> **INSTRUCTIONS FOR THE TASK**: Lines containing "inizio" should be pulled from the material below.

> **RECORD EXTRACTS**:
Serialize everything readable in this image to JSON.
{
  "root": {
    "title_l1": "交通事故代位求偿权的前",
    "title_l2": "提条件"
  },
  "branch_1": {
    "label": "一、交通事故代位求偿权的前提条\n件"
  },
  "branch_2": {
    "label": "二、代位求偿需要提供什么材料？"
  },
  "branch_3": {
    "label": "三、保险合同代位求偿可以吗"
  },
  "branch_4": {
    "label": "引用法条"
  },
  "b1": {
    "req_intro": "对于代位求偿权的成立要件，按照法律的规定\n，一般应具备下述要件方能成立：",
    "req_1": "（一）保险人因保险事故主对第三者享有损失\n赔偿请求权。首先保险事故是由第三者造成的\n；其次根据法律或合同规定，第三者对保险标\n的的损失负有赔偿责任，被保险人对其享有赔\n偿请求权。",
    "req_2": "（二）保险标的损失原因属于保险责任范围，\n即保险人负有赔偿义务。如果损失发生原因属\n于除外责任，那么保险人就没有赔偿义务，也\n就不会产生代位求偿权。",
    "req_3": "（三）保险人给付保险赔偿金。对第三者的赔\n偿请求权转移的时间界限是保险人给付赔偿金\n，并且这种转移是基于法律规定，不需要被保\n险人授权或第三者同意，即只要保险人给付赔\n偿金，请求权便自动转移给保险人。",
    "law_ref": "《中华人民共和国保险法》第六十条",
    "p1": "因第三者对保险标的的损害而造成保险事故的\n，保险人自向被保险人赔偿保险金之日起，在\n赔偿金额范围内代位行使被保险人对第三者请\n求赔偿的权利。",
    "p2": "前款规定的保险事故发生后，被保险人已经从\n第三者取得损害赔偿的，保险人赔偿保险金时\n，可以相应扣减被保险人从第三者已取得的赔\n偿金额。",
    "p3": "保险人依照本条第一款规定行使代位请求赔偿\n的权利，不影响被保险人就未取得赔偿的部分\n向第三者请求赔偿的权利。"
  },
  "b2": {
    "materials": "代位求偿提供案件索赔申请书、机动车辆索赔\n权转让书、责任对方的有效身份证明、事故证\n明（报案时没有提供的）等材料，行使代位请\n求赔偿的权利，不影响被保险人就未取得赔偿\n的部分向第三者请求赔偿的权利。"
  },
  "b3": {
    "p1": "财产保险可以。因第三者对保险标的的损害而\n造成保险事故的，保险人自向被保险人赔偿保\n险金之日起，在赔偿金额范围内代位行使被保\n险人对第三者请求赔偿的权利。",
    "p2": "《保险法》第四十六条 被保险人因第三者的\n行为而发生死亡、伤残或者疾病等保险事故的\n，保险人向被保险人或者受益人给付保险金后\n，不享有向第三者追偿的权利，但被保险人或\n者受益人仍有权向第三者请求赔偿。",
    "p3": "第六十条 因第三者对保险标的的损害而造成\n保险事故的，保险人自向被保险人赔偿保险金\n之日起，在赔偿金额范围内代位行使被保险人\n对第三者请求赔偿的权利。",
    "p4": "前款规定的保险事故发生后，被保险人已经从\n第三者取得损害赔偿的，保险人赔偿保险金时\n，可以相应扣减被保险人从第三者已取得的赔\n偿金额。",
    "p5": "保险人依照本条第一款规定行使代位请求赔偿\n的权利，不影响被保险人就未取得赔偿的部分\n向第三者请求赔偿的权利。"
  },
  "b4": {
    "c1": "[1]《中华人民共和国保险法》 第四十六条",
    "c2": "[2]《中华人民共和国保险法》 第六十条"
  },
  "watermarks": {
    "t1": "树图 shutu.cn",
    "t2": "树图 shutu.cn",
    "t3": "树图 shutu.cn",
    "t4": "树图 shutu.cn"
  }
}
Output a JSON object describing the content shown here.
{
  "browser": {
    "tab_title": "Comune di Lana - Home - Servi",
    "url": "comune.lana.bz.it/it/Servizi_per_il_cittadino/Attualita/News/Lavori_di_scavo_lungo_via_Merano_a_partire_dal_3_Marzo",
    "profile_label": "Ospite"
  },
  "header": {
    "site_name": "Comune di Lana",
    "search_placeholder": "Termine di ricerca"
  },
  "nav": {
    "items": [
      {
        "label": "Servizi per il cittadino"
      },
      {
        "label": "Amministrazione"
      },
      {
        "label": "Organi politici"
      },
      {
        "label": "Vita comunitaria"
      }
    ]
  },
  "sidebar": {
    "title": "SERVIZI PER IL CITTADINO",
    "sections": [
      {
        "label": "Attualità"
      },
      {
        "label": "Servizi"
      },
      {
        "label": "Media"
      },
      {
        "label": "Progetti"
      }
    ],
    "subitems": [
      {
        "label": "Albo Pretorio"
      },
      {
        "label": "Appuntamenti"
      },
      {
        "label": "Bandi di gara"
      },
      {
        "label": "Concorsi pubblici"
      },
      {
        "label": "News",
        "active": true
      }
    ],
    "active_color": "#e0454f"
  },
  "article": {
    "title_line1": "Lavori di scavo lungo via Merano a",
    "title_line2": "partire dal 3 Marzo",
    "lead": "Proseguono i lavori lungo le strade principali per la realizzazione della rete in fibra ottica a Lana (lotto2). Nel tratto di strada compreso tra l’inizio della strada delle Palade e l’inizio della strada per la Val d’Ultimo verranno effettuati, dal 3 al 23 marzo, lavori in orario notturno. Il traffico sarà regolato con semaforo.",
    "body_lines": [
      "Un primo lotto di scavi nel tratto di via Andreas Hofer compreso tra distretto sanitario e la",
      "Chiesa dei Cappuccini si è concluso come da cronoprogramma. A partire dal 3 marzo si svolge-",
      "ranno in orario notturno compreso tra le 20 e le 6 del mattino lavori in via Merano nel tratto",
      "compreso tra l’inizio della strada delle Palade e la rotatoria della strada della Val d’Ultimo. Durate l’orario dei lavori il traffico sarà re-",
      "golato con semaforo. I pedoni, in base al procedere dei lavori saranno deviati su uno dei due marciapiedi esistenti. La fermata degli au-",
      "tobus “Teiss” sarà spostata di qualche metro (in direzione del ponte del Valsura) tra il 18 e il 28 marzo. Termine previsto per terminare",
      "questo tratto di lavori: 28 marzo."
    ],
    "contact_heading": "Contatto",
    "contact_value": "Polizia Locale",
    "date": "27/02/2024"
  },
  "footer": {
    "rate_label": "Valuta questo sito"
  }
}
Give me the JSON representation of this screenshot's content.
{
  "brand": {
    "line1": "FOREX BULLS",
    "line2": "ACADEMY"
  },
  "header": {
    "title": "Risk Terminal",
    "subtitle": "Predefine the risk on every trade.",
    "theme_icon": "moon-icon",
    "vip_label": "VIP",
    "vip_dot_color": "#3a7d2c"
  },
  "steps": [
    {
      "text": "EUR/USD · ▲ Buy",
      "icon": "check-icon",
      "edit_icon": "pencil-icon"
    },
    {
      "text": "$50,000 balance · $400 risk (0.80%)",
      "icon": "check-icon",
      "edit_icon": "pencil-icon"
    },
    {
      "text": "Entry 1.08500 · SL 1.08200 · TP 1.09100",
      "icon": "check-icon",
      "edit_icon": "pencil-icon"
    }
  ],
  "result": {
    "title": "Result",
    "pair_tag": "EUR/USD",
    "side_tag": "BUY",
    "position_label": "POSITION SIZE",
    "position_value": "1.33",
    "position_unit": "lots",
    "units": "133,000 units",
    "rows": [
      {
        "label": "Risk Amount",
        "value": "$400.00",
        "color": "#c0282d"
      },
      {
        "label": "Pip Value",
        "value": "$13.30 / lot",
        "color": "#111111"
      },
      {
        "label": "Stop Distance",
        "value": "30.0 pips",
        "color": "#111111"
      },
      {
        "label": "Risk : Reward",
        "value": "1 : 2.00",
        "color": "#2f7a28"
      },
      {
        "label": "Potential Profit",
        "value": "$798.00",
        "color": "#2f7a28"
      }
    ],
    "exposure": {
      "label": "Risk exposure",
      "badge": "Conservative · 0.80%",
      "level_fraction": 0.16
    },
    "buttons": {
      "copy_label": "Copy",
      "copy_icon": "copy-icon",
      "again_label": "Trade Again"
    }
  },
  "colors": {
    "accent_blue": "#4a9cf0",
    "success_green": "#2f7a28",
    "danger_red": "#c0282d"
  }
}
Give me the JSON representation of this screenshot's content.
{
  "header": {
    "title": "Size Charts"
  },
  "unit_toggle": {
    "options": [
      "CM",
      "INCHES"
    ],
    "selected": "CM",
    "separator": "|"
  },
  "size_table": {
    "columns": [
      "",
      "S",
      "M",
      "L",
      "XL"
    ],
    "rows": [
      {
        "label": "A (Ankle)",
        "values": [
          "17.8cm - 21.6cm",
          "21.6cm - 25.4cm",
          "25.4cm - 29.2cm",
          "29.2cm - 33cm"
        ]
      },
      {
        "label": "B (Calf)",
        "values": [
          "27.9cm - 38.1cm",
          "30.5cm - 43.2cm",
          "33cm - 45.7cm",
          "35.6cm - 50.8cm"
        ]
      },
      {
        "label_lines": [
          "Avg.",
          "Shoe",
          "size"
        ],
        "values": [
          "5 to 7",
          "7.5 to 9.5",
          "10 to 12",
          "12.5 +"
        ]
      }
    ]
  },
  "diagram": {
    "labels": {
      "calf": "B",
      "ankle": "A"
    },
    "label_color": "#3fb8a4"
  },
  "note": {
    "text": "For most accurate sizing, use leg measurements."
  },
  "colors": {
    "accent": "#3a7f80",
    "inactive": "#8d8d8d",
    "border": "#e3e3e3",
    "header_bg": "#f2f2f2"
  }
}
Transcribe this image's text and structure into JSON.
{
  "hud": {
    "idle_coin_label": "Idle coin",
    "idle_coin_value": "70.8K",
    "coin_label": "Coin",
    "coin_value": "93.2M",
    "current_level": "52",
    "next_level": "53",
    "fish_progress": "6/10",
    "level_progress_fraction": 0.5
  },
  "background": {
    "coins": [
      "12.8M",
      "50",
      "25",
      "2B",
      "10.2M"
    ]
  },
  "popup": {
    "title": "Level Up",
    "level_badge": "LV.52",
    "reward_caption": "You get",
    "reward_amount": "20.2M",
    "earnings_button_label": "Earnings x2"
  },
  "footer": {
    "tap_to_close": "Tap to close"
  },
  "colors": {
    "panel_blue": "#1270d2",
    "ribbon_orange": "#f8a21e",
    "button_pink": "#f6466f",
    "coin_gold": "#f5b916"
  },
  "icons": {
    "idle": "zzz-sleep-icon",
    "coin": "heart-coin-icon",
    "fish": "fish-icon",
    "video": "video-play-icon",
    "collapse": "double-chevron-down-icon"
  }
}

> **SOLUTION TO THE PROBLEM**:
    "lead": "Proseguono i lavori lungo le strade principali per la realizzazione della rete in fibra ottica a Lana (lotto2). Nel tratto di strada compreso tra l’inizio della strada delle Palade e l’inizio della strada per la Val d’Ultimo verranno effettuati, dal 3 al 23 marzo, lavori in orario notturno. Il traffico sarà regolato con semaforo.",
      "compreso tra l’inizio della strada delle Palade e la rotatoria della strada della Val d’Ultimo. Durate l’orario dei lavori il traffico sarà re-",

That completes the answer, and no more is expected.